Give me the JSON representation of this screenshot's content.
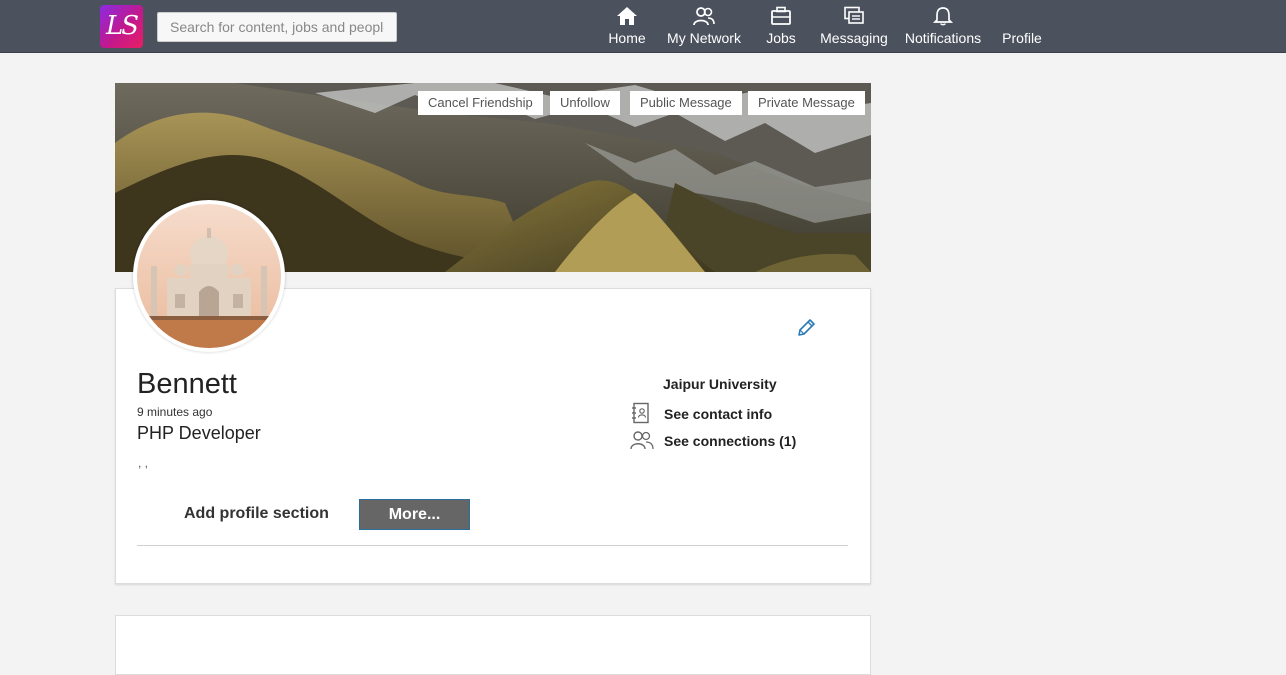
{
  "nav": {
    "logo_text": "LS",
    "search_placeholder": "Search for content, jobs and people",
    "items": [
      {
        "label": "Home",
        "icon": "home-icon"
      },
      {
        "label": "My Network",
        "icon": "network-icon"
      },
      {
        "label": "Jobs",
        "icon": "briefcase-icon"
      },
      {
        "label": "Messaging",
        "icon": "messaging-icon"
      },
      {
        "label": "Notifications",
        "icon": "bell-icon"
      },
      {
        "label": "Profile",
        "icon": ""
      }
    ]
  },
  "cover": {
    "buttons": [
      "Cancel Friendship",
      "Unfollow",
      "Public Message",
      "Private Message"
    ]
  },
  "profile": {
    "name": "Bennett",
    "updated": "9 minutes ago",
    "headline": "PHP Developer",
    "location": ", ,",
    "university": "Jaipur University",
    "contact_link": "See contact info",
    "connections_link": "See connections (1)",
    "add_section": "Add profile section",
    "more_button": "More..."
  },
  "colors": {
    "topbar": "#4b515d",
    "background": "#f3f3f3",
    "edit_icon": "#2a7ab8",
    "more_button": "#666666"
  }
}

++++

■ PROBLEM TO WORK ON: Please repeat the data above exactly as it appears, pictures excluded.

■ ANSWER SECTION:
Give me the JSON representation of this screenshot's content.
{
  "nav": {
    "logo_text": "LS",
    "search_placeholder": "Search for content, jobs and people",
    "items": [
      {
        "label": "Home",
        "icon": "home-icon"
      },
      {
        "label": "My Network",
        "icon": "network-icon"
      },
      {
        "label": "Jobs",
        "icon": "briefcase-icon"
      },
      {
        "label": "Messaging",
        "icon": "messaging-icon"
      },
      {
        "label": "Notifications",
        "icon": "bell-icon"
      },
      {
        "label": "Profile",
        "icon": ""
      }
    ]
  },
  "cover": {
    "buttons": [
      "Cancel Friendship",
      "Unfollow",
      "Public Message",
      "Private Message"
    ]
  },
  "profile": {
    "name": "Bennett",
    "updated": "9 minutes ago",
    "headline": "PHP Developer",
    "location": ", ,",
    "university": "Jaipur University",
    "contact_link": "See contact info",
    "connections_link": "See connections (1)",
    "add_section": "Add profile section",
    "more_button": "More..."
  },
  "colors": {
    "topbar": "#4b515d",
    "background": "#f3f3f3",
    "edit_icon": "#2a7ab8",
    "more_button": "#666666"
  }
}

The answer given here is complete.